▶ Task to complete
Every line of the data must be copied exactly.

Dataset rows for apps and sites
= Beginning of Section =
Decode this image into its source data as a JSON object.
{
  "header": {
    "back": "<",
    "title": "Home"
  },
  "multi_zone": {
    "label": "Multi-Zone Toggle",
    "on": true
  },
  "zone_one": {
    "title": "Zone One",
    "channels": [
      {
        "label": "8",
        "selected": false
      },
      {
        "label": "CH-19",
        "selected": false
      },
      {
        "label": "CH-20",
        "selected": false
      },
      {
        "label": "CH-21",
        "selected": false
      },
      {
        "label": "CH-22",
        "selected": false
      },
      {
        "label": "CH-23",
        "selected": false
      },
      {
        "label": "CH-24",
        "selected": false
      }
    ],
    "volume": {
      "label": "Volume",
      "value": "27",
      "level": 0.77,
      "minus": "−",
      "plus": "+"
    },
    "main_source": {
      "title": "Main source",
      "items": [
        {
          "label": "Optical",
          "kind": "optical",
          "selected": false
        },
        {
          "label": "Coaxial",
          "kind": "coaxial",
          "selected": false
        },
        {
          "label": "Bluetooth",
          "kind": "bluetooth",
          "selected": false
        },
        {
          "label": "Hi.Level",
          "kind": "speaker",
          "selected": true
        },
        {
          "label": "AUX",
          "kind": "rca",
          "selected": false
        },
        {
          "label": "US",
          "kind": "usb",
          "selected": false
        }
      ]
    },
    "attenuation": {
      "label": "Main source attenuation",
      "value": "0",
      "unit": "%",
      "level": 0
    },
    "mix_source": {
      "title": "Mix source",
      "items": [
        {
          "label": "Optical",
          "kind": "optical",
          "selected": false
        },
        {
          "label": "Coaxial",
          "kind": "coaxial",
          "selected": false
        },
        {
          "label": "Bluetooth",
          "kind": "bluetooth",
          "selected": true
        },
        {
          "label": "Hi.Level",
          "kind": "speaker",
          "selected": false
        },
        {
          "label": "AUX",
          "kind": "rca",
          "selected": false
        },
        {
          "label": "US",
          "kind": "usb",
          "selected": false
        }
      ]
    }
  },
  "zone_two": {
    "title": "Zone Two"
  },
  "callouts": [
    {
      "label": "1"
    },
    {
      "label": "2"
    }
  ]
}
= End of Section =
▶ Written solution
Decode this image into its source data as a JSON object.
{
  "header": {
    "back": "<",
    "title": "Home"
  },
  "multi_zone": {
    "label": "Multi-Zone Toggle",
    "on": true
  },
  "zone_one": {
    "title": "Zone One",
    "channels": [
      {
        "label": "8",
        "selected": false
      },
      {
        "label": "CH-19",
        "selected": false
      },
      {
        "label": "CH-20",
        "selected": false
      },
      {
        "label": "CH-21",
        "selected": false
      },
      {
        "label": "CH-22",
        "selected": false
      },
      {
        "label": "CH-23",
        "selected": false
      },
      {
        "label": "CH-24",
        "selected": false
      }
    ],
    "volume": {
      "label": "Volume",
      "value": "27",
      "level": 0.77,
      "minus": "−",
      "plus": "+"
    },
    "main_source": {
      "title": "Main source",
      "items": [
        {
          "label": "Optical",
          "kind": "optical",
          "selected": false
        },
        {
          "label": "Coaxial",
          "kind": "coaxial",
          "selected": false
        },
        {
          "label": "Bluetooth",
          "kind": "bluetooth",
          "selected": false
        },
        {
          "label": "Hi.Level",
          "kind": "speaker",
          "selected": true
        },
        {
          "label": "AUX",
          "kind": "rca",
          "selected": false
        },
        {
          "label": "US",
          "kind": "usb",
          "selected": false
        }
      ]
    },
    "attenuation": {
      "label": "Main source attenuation",
      "value": "0",
      "unit": "%",
      "level": 0
    },
    "mix_source": {
      "title": "Mix source",
      "items": [
        {
          "label": "Optical",
          "kind": "optical",
          "selected": false
        },
        {
          "label": "Coaxial",
          "kind": "coaxial",
          "selected": false
        },
        {
          "label": "Bluetooth",
          "kind": "bluetooth",
          "selected": true
        },
        {
          "label": "Hi.Level",
          "kind": "speaker",
          "selected": false
        },
        {
          "label": "AUX",
          "kind": "rca",
          "selected": false
        },
        {
          "label": "US",
          "kind": "usb",
          "selected": false
        }
      ]
    }
  },
  "zone_two": {
    "title": "Zone Two"
  },
  "callouts": [
    {
      "label": "1"
    },
    {
      "label": "2"
    }
  ]
}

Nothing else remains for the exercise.